Apart from the limitations relating to the duration of hypoxia and the assessment of dynamic autoregulation, there are a number of methodical limitations relating to the assessment of CBF by TCD that also merit clarification. Firstly, TCD measures the velocity of red blood cells within the insonated vessel, in this instance the middle cerebral artery, and not blood flow as such; secondly, the spatial resolution of TCD-based estimates of cerebral haemodynamic parameters is limited. Changes in MCAv can only be considered reflective of changes in CBF if both the insonation angle and the diameter of the middle cerebral artery are constant. In the present study, the insonation angle was kept constant during the normoxic, hyperoxic and hypoxic interventions by fixing the TCD probe by means of a silicone headband; however, the probe was detached during the four-hour LPS infusion. Although the reported hyperoxia- and hypoxia-induced changes in MCAv are valid, the data at hand, therefore, do not allow for uncritical comparisons of the absolute MCAv values between baseline and LPS. Previous studies have reported a hypocapnia-associated decrease in CBF after LPS administration [10, 34] and although hypocapnia was to some extent alleviated in the present study, and the MCAv was not found to be different during normoxia at baseline and after LPS, it cannot be ruled out that a decrease in CBF may have taken place. Even though the diameter of the middle cerebral artery has been documented to be constant during physiological changes in PaCO2[18, 19] and up to 90 minutes at a FIO2 of 12% [35], the effects of hyperthermia in this context remain to be clarified. In any event, this is unlikely to influence the reported hyperoxia- and hypoxia- induced changes in MCAv, since the temperature was similar between the interventions at baseline and after LPS, respectively.
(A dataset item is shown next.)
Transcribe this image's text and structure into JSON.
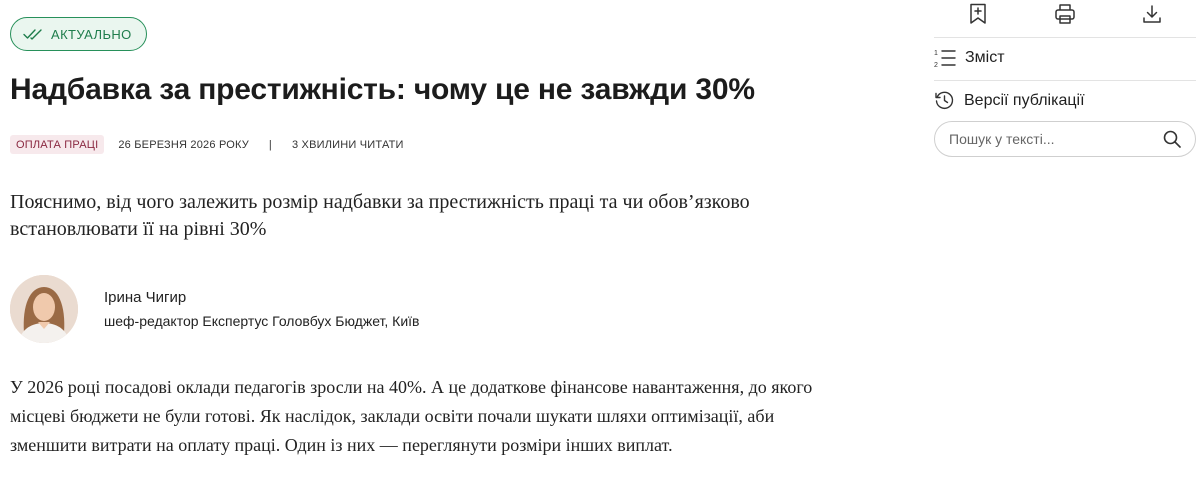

With regard to the spatial resolution of TCD, one must bear in mind that the middle cerebral artery delivers oxygenated blood to large regions of the brain, and any TCD-based estimate of cerebral haemodynamic parameters is, thus, to be considered reflective of global, rather than local, cerebrovascular function. It is well-known that there is a noteworthy dissimilarity in vasoreactivity to both oxygen and CO2 across the cerebrovasculature [21]; furthermore, by the use of a magnetic resonance imaging-based approach in healthy volunteers, it was recently demonstrated that dynamic cerebral autoregulatory performance is more efficient in white than in grey matter, and more efficient in the cortex than in the cerebellum [36]. Thus, cerebrovascular function in discrete areas of the brain may be affected differently by both changes in MAP, O2, CO2, hyperthermia and systemic inflammation, changes that may have been rendered undetected by the TCD-based approach used in the present study.


The present study lends no support to impaired dynamic autoregulation as a contributory factor to sepsis-associated encephalopathy, at least during the very early stages of sepsis as mimicked by use of a LPS infusion in a human-experimental model. Hence, dynamic cerebral autoregulation was improved after LPS and resistant to any adverse effects of acute hypoxia, while COVR to both hyperoxia and hypoxia was unaffected. Further studies on critically ill patients are required to clarify to what extent hypoxia, hyperventilation and the fever response affect dynamic autoregulation during the clinical course of sepsis.

Key messages

  • Dynamic cerebral autoregulation is improved in healthy volunteers after a four-hour lipopolysaccharide (LPS) infusion, a human-experimental model of the very early stages of sepsis.

  • Isocapnic hypoxia had no effects on dynamic cerebral autoregulation either before or after LPS, and the cerebral oxygen vasoreactivity to both hyperoxia and hypoxia was found to be intact.

  • As the extent of hyperventilation was alleviated by monitoring and adjusting end-tidal CO2, the improvement in dynamic cerebral autoregulation was found to be less pronounced than observed during poikilocapnia in former studies.

  • Our findings suggest that hyperventilation and the fever response act in synergy to enhance dynamic cerebral autoregulation during the very early stages of sepsis. This may serve to protect the brain from ischaemia and/or blood-brain barrier damage during acute surges in blood pressure.